## Extracted material
┏━━

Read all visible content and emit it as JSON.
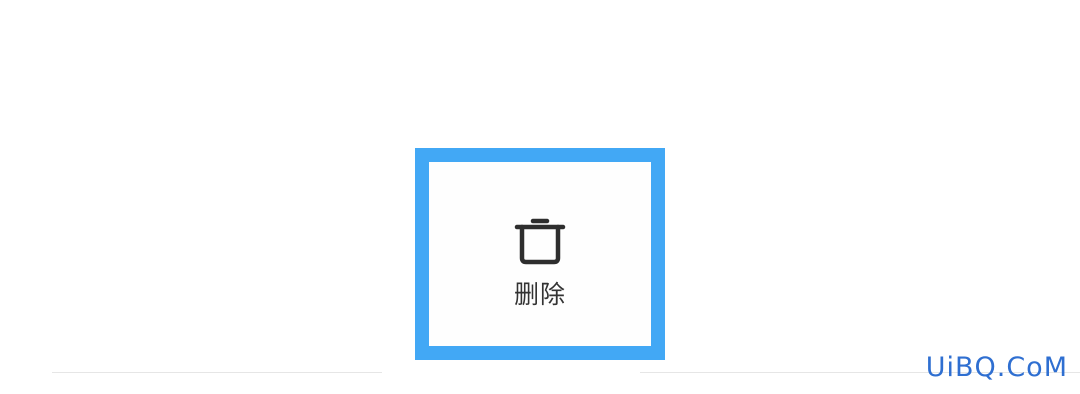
{
  "action": {
    "label": "删除",
    "icon": "trash-icon"
  },
  "highlight": {
    "color": "#42a8f5"
  },
  "watermark": {
    "text": "UiBQ.CoM",
    "color": "#2f6fd1"
  }
}
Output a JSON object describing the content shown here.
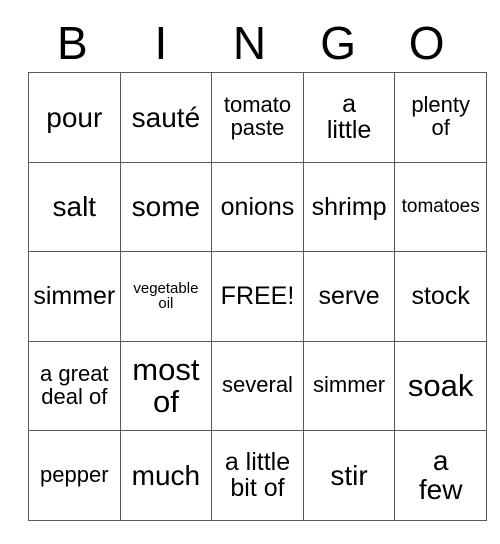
{
  "card": {
    "headers": [
      "B",
      "I",
      "N",
      "G",
      "O"
    ],
    "rows": [
      [
        {
          "text": "pour",
          "size": "lg"
        },
        {
          "text": "sauté",
          "size": "lg"
        },
        {
          "text": "tomato\npaste",
          "size": "sm"
        },
        {
          "text": "a\nlittle",
          "size": "md"
        },
        {
          "text": "plenty\nof",
          "size": "sm"
        }
      ],
      [
        {
          "text": "salt",
          "size": "lg"
        },
        {
          "text": "some",
          "size": "lg"
        },
        {
          "text": "onions",
          "size": "md"
        },
        {
          "text": "shrimp",
          "size": "md"
        },
        {
          "text": "tomatoes",
          "size": "xs"
        }
      ],
      [
        {
          "text": "simmer",
          "size": "md"
        },
        {
          "text": "vegetable\noil",
          "size": "xxs"
        },
        {
          "text": "FREE!",
          "size": "md"
        },
        {
          "text": "serve",
          "size": "md"
        },
        {
          "text": "stock",
          "size": "md"
        }
      ],
      [
        {
          "text": "a great\ndeal of",
          "size": "sm"
        },
        {
          "text": "most\nof",
          "size": "xl"
        },
        {
          "text": "several",
          "size": "sm"
        },
        {
          "text": "simmer",
          "size": "sm"
        },
        {
          "text": "soak",
          "size": "xl"
        }
      ],
      [
        {
          "text": "pepper",
          "size": "sm"
        },
        {
          "text": "much",
          "size": "lg"
        },
        {
          "text": "a little\nbit of",
          "size": "md"
        },
        {
          "text": "stir",
          "size": "lg"
        },
        {
          "text": "a\nfew",
          "size": "lg"
        }
      ]
    ],
    "free_space": "FREE!",
    "colors": {
      "background": "#ffffff",
      "text": "#000000",
      "grid_line": "#5a5a5a"
    }
  }
}
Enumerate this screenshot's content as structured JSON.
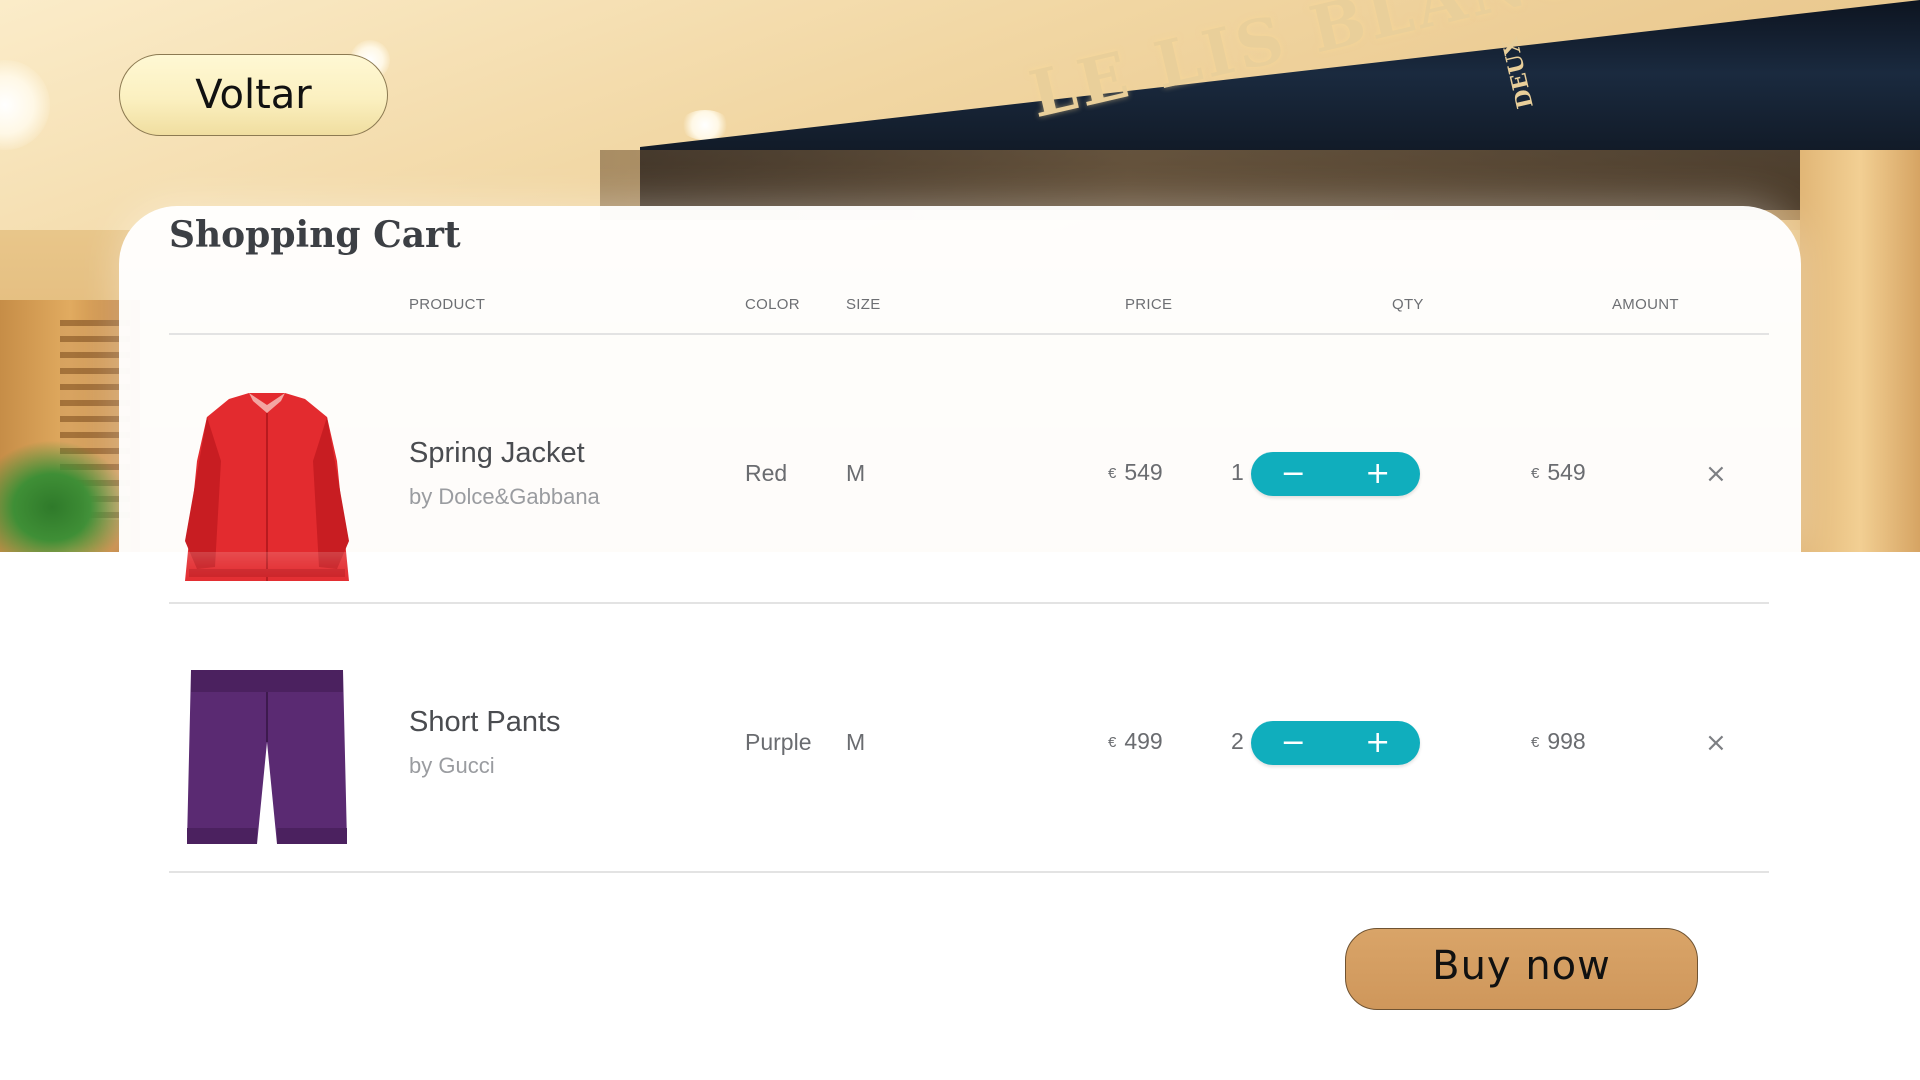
{
  "nav": {
    "back_label": "Voltar"
  },
  "store": {
    "sign_main": "LE LIS BLANC",
    "sign_sub": "DEUX"
  },
  "cart": {
    "title": "Shopping Cart",
    "columns": {
      "product": "PRODUCT",
      "color": "COLOR",
      "size": "SIZE",
      "price": "PRICE",
      "qty": "QTY",
      "amount": "AMOUNT"
    },
    "currency_symbol": "€",
    "items": [
      {
        "name": "Spring Jacket",
        "brand": "by Dolce&Gabbana",
        "color": "Red",
        "size": "M",
        "price": "549",
        "qty": "1",
        "amount": "549",
        "image": "red-jacket-image",
        "swatch": "#e32b2f"
      },
      {
        "name": "Short Pants",
        "brand": "by Gucci",
        "color": "Purple",
        "size": "M",
        "price": "499",
        "qty": "2",
        "amount": "998",
        "image": "purple-shorts-image",
        "swatch": "#5a2a72"
      }
    ],
    "stepper": {
      "decrement_symbol": "−",
      "increment_symbol": "+",
      "color": "#10aebd"
    },
    "remove_symbol": "×"
  },
  "checkout": {
    "buy_label": "Buy now",
    "color": "#d59e62"
  }
}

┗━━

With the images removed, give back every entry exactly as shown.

## Exercise response
Read all visible content and emit it as JSON.
{
  "action": {
    "label": "删除",
    "icon": "trash-icon"
  },
  "highlight": {
    "color": "#42a8f5"
  },
  "watermark": {
    "text": "UiBQ.CoM",
    "color": "#2f6fd1"
  }
}
Output a JSON object describing the content shown here.
{
  "card": {
    "headers": [
      "B",
      "I",
      "N",
      "G",
      "O"
    ],
    "rows": [
      [
        {
          "text": "pour",
          "size": "lg"
        },
        {
          "text": "sauté",
          "size": "lg"
        },
        {
          "text": "tomato\npaste",
          "size": "sm"
        },
        {
          "text": "a\nlittle",
          "size": "md"
        },
        {
          "text": "plenty\nof",
          "size": "sm"
        }
      ],
      [
        {
          "text": "salt",
          "size": "lg"
        },
        {
          "text": "some",
          "size": "lg"
        },
        {
          "text": "onions",
          "size": "md"
        },
        {
          "text": "shrimp",
          "size": "md"
        },
        {
          "text": "tomatoes",
          "size": "xs"
        }
      ],
      [
        {
          "text": "simmer",
          "size": "md"
        },
        {
          "text": "vegetable\noil",
          "size": "xxs"
        },
        {
          "text": "FREE!",
          "size": "md"
        },
        {
          "text": "serve",
          "size": "md"
        },
        {
          "text": "stock",
          "size": "md"
        }
      ],
      [
        {
          "text": "a great\ndeal of",
          "size": "sm"
        },
        {
          "text": "most\nof",
          "size": "xl"
        },
        {
          "text": "several",
          "size": "sm"
        },
        {
          "text": "simmer",
          "size": "sm"
        },
        {
          "text": "soak",
          "size": "xl"
        }
      ],
      [
        {
          "text": "pepper",
          "size": "sm"
        },
        {
          "text": "much",
          "size": "lg"
        },
        {
          "text": "a little\nbit of",
          "size": "md"
        },
        {
          "text": "stir",
          "size": "lg"
        },
        {
          "text": "a\nfew",
          "size": "lg"
        }
      ]
    ],
    "free_space": "FREE!",
    "colors": {
      "background": "#ffffff",
      "text": "#000000",
      "grid_line": "#5a5a5a"
    }
  }
}
Enumerate this screenshot's content as structured JSON.
{
  "nav": {
    "back_label": "Voltar"
  },
  "store": {
    "sign_main": "LE LIS BLANC",
    "sign_sub": "DEUX"
  },
  "cart": {
    "title": "Shopping Cart",
    "columns": {
      "product": "PRODUCT",
      "color": "COLOR",
      "size": "SIZE",
      "price": "PRICE",
      "qty": "QTY",
      "amount": "AMOUNT"
    },
    "currency_symbol": "€",
    "items": [
      {
        "name": "Spring Jacket",
        "brand": "by Dolce&Gabbana",
        "color": "Red",
        "size": "M",
        "price": "549",
        "qty": "1",
        "amount": "549",
        "image": "red-jacket-image",
        "swatch": "#e32b2f"
      },
      {
        "name": "Short Pants",
        "brand": "by Gucci",
        "color": "Purple",
        "size": "M",
        "price": "499",
        "qty": "2",
        "amount": "998",
        "image": "purple-shorts-image",
        "swatch": "#5a2a72"
      }
    ],
    "stepper": {
      "decrement_symbol": "−",
      "increment_symbol": "+",
      "color": "#10aebd"
    },
    "remove_symbol": "×"
  },
  "checkout": {
    "buy_label": "Buy now",
    "color": "#d59e62"
  }
}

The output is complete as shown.